'''

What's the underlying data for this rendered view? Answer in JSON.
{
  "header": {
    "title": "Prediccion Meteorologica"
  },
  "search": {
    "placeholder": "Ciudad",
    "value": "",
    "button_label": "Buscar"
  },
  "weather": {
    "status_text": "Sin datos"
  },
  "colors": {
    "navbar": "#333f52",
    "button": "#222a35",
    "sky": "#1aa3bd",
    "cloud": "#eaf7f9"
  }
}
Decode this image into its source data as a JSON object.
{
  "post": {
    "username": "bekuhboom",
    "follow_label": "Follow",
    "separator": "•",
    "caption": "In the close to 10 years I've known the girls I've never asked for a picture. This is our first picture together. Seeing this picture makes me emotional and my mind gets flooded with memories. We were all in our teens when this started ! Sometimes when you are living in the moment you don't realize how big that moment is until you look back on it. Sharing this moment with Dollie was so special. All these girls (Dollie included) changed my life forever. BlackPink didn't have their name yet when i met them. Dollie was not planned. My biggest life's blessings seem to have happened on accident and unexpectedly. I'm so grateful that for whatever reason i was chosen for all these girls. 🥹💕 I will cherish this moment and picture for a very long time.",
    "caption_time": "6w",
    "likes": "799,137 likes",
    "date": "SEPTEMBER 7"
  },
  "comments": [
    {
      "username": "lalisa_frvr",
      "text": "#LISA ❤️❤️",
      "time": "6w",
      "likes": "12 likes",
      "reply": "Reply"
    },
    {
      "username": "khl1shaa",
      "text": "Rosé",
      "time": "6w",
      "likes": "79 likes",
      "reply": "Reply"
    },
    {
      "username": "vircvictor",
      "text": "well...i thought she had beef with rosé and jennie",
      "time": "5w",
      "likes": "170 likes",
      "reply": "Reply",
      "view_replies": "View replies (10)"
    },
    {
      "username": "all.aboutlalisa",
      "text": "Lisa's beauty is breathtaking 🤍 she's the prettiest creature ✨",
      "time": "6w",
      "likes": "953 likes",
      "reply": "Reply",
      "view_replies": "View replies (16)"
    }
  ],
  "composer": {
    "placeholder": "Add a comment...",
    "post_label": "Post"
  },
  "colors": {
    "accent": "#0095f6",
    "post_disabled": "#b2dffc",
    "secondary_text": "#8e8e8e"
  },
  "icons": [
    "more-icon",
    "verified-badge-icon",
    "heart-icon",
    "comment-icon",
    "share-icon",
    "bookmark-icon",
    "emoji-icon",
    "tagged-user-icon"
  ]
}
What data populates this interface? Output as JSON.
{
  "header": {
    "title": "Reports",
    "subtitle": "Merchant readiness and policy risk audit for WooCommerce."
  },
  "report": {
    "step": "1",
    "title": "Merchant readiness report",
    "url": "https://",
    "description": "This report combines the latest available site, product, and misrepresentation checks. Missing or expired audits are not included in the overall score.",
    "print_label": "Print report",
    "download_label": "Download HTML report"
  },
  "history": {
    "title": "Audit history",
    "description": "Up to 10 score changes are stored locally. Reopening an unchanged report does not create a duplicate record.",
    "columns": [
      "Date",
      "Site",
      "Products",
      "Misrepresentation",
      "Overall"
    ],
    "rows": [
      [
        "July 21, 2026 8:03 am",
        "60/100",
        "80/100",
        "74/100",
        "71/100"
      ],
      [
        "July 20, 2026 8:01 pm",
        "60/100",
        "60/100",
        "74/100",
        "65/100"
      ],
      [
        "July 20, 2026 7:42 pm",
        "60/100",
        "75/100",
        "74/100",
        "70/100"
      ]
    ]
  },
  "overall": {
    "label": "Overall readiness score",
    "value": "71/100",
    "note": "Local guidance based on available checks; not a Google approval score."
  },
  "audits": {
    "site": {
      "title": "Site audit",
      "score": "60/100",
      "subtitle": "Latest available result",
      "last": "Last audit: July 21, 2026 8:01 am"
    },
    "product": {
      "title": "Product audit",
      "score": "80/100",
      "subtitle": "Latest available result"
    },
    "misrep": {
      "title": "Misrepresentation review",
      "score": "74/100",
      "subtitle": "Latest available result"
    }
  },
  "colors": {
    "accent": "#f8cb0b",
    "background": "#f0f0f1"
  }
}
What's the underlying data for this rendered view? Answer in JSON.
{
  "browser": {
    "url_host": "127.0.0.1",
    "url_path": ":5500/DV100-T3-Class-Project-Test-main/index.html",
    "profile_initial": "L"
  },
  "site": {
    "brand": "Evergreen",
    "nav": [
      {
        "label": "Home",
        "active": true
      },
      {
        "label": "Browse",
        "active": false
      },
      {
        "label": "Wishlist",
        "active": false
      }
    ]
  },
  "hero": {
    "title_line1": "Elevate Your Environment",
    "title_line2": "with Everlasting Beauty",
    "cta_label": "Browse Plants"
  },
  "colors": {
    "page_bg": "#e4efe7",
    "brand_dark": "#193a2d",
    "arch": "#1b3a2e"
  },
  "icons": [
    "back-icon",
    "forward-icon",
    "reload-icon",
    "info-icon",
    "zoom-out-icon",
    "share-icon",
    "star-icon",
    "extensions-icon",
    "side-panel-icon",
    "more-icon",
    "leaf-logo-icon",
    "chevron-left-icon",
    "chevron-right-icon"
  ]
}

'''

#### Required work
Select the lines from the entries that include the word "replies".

#### Answer to the problem
      "view_replies": "View replies (10)"
      "view_replies": "View replies (16)"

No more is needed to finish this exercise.